**TASK BRIEF:** All records that follow are to be output exactly.

..........

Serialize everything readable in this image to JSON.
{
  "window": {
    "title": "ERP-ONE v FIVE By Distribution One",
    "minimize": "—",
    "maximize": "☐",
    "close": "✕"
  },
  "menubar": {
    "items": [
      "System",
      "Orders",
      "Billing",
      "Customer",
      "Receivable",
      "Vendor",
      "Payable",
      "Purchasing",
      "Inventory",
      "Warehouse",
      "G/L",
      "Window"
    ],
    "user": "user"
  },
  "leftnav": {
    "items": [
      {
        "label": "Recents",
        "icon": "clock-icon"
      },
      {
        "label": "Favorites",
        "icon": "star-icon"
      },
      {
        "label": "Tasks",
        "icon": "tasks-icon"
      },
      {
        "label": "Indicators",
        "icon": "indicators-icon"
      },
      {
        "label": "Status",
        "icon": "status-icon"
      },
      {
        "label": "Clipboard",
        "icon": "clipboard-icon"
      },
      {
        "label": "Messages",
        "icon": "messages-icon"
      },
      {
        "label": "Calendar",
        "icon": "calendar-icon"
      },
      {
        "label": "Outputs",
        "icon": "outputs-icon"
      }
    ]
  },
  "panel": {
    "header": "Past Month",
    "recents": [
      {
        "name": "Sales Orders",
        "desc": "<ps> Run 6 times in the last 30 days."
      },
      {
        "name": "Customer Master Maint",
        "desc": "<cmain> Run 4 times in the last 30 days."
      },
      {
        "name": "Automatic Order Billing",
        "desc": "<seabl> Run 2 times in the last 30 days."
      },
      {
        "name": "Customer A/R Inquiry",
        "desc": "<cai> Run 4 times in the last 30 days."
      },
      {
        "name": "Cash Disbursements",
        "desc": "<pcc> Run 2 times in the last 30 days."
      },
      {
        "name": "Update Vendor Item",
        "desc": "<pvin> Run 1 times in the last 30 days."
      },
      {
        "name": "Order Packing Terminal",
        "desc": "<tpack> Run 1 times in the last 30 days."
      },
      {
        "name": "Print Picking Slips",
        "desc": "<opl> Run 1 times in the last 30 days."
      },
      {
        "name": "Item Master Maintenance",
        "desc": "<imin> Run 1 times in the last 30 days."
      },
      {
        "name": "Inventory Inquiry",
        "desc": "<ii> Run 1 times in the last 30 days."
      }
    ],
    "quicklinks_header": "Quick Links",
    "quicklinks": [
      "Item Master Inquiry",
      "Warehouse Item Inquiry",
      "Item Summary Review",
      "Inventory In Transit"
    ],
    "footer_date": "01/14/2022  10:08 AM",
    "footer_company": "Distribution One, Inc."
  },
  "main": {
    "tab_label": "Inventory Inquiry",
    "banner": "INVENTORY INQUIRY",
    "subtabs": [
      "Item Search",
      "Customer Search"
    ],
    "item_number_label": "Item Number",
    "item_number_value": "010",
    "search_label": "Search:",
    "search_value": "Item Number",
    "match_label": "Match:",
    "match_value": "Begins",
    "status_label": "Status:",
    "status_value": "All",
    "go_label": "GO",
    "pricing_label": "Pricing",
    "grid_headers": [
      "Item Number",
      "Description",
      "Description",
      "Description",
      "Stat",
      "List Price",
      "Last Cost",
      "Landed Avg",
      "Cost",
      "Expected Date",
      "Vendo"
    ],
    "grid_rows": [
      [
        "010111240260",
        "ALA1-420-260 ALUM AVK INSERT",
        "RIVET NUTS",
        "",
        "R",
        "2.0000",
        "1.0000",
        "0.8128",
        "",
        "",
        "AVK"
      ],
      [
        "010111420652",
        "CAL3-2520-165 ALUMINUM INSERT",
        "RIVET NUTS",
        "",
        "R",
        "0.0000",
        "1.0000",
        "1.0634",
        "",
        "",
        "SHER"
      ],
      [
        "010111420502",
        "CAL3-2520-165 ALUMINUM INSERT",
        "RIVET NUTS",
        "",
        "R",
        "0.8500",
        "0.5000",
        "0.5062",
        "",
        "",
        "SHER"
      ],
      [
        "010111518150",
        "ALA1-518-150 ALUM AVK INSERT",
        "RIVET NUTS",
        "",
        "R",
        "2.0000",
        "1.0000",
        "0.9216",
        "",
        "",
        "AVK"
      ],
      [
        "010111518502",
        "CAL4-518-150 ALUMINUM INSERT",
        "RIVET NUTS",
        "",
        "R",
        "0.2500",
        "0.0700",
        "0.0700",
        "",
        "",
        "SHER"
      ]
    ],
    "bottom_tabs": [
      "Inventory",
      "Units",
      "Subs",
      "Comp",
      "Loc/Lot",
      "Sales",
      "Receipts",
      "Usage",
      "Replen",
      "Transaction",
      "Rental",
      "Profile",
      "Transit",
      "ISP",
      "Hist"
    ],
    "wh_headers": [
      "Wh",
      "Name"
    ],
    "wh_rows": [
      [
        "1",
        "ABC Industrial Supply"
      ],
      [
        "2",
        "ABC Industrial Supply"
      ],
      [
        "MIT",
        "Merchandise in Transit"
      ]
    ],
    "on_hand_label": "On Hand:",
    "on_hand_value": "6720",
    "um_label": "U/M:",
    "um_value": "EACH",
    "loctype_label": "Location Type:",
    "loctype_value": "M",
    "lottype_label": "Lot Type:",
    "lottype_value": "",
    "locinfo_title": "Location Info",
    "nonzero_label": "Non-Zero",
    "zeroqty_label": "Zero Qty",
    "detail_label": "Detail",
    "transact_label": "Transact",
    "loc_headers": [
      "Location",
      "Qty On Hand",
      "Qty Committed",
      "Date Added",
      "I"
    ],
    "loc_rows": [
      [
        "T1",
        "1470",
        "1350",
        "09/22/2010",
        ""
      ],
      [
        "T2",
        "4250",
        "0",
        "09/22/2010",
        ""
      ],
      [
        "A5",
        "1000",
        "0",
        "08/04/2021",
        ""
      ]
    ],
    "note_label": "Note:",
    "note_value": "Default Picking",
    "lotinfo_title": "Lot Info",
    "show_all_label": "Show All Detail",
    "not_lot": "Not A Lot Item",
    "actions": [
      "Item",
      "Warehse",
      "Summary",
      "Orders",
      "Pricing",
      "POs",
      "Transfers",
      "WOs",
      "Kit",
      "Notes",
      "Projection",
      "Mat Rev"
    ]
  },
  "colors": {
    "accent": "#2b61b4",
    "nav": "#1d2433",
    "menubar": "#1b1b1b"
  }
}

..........

**SOLUTION TO THIS PROBLEM:**
Serialize everything readable in this image to JSON.
{
  "window": {
    "title": "ERP-ONE v FIVE By Distribution One",
    "minimize": "—",
    "maximize": "☐",
    "close": "✕"
  },
  "menubar": {
    "items": [
      "System",
      "Orders",
      "Billing",
      "Customer",
      "Receivable",
      "Vendor",
      "Payable",
      "Purchasing",
      "Inventory",
      "Warehouse",
      "G/L",
      "Window"
    ],
    "user": "user"
  },
  "leftnav": {
    "items": [
      {
        "label": "Recents",
        "icon": "clock-icon"
      },
      {
        "label": "Favorites",
        "icon": "star-icon"
      },
      {
        "label": "Tasks",
        "icon": "tasks-icon"
      },
      {
        "label": "Indicators",
        "icon": "indicators-icon"
      },
      {
        "label": "Status",
        "icon": "status-icon"
      },
      {
        "label": "Clipboard",
        "icon": "clipboard-icon"
      },
      {
        "label": "Messages",
        "icon": "messages-icon"
      },
      {
        "label": "Calendar",
        "icon": "calendar-icon"
      },
      {
        "label": "Outputs",
        "icon": "outputs-icon"
      }
    ]
  },
  "panel": {
    "header": "Past Month",
    "recents": [
      {
        "name": "Sales Orders",
        "desc": "<ps> Run 6 times in the last 30 days."
      },
      {
        "name": "Customer Master Maint",
        "desc": "<cmain> Run 4 times in the last 30 days."
      },
      {
        "name": "Automatic Order Billing",
        "desc": "<seabl> Run 2 times in the last 30 days."
      },
      {
        "name": "Customer A/R Inquiry",
        "desc": "<cai> Run 4 times in the last 30 days."
      },
      {
        "name": "Cash Disbursements",
        "desc": "<pcc> Run 2 times in the last 30 days."
      },
      {
        "name": "Update Vendor Item",
        "desc": "<pvin> Run 1 times in the last 30 days."
      },
      {
        "name": "Order Packing Terminal",
        "desc": "<tpack> Run 1 times in the last 30 days."
      },
      {
        "name": "Print Picking Slips",
        "desc": "<opl> Run 1 times in the last 30 days."
      },
      {
        "name": "Item Master Maintenance",
        "desc": "<imin> Run 1 times in the last 30 days."
      },
      {
        "name": "Inventory Inquiry",
        "desc": "<ii> Run 1 times in the last 30 days."
      }
    ],
    "quicklinks_header": "Quick Links",
    "quicklinks": [
      "Item Master Inquiry",
      "Warehouse Item Inquiry",
      "Item Summary Review",
      "Inventory In Transit"
    ],
    "footer_date": "01/14/2022  10:08 AM",
    "footer_company": "Distribution One, Inc."
  },
  "main": {
    "tab_label": "Inventory Inquiry",
    "banner": "INVENTORY INQUIRY",
    "subtabs": [
      "Item Search",
      "Customer Search"
    ],
    "item_number_label": "Item Number",
    "item_number_value": "010",
    "search_label": "Search:",
    "search_value": "Item Number",
    "match_label": "Match:",
    "match_value": "Begins",
    "status_label": "Status:",
    "status_value": "All",
    "go_label": "GO",
    "pricing_label": "Pricing",
    "grid_headers": [
      "Item Number",
      "Description",
      "Description",
      "Description",
      "Stat",
      "List Price",
      "Last Cost",
      "Landed Avg",
      "Cost",
      "Expected Date",
      "Vendo"
    ],
    "grid_rows": [
      [
        "010111240260",
        "ALA1-420-260 ALUM AVK INSERT",
        "RIVET NUTS",
        "",
        "R",
        "2.0000",
        "1.0000",
        "0.8128",
        "",
        "",
        "AVK"
      ],
      [
        "010111420652",
        "CAL3-2520-165 ALUMINUM INSERT",
        "RIVET NUTS",
        "",
        "R",
        "0.0000",
        "1.0000",
        "1.0634",
        "",
        "",
        "SHER"
      ],
      [
        "010111420502",
        "CAL3-2520-165 ALUMINUM INSERT",
        "RIVET NUTS",
        "",
        "R",
        "0.8500",
        "0.5000",
        "0.5062",
        "",
        "",
        "SHER"
      ],
      [
        "010111518150",
        "ALA1-518-150 ALUM AVK INSERT",
        "RIVET NUTS",
        "",
        "R",
        "2.0000",
        "1.0000",
        "0.9216",
        "",
        "",
        "AVK"
      ],
      [
        "010111518502",
        "CAL4-518-150 ALUMINUM INSERT",
        "RIVET NUTS",
        "",
        "R",
        "0.2500",
        "0.0700",
        "0.0700",
        "",
        "",
        "SHER"
      ]
    ],
    "bottom_tabs": [
      "Inventory",
      "Units",
      "Subs",
      "Comp",
      "Loc/Lot",
      "Sales",
      "Receipts",
      "Usage",
      "Replen",
      "Transaction",
      "Rental",
      "Profile",
      "Transit",
      "ISP",
      "Hist"
    ],
    "wh_headers": [
      "Wh",
      "Name"
    ],
    "wh_rows": [
      [
        "1",
        "ABC Industrial Supply"
      ],
      [
        "2",
        "ABC Industrial Supply"
      ],
      [
        "MIT",
        "Merchandise in Transit"
      ]
    ],
    "on_hand_label": "On Hand:",
    "on_hand_value": "6720",
    "um_label": "U/M:",
    "um_value": "EACH",
    "loctype_label": "Location Type:",
    "loctype_value": "M",
    "lottype_label": "Lot Type:",
    "lottype_value": "",
    "locinfo_title": "Location Info",
    "nonzero_label": "Non-Zero",
    "zeroqty_label": "Zero Qty",
    "detail_label": "Detail",
    "transact_label": "Transact",
    "loc_headers": [
      "Location",
      "Qty On Hand",
      "Qty Committed",
      "Date Added",
      "I"
    ],
    "loc_rows": [
      [
        "T1",
        "1470",
        "1350",
        "09/22/2010",
        ""
      ],
      [
        "T2",
        "4250",
        "0",
        "09/22/2010",
        ""
      ],
      [
        "A5",
        "1000",
        "0",
        "08/04/2021",
        ""
      ]
    ],
    "note_label": "Note:",
    "note_value": "Default Picking",
    "lotinfo_title": "Lot Info",
    "show_all_label": "Show All Detail",
    "not_lot": "Not A Lot Item",
    "actions": [
      "Item",
      "Warehse",
      "Summary",
      "Orders",
      "Pricing",
      "POs",
      "Transfers",
      "WOs",
      "Kit",
      "Notes",
      "Projection",
      "Mat Rev"
    ]
  },
  "colors": {
    "accent": "#2b61b4",
    "nav": "#1d2433",
    "menubar": "#1b1b1b"
  }
}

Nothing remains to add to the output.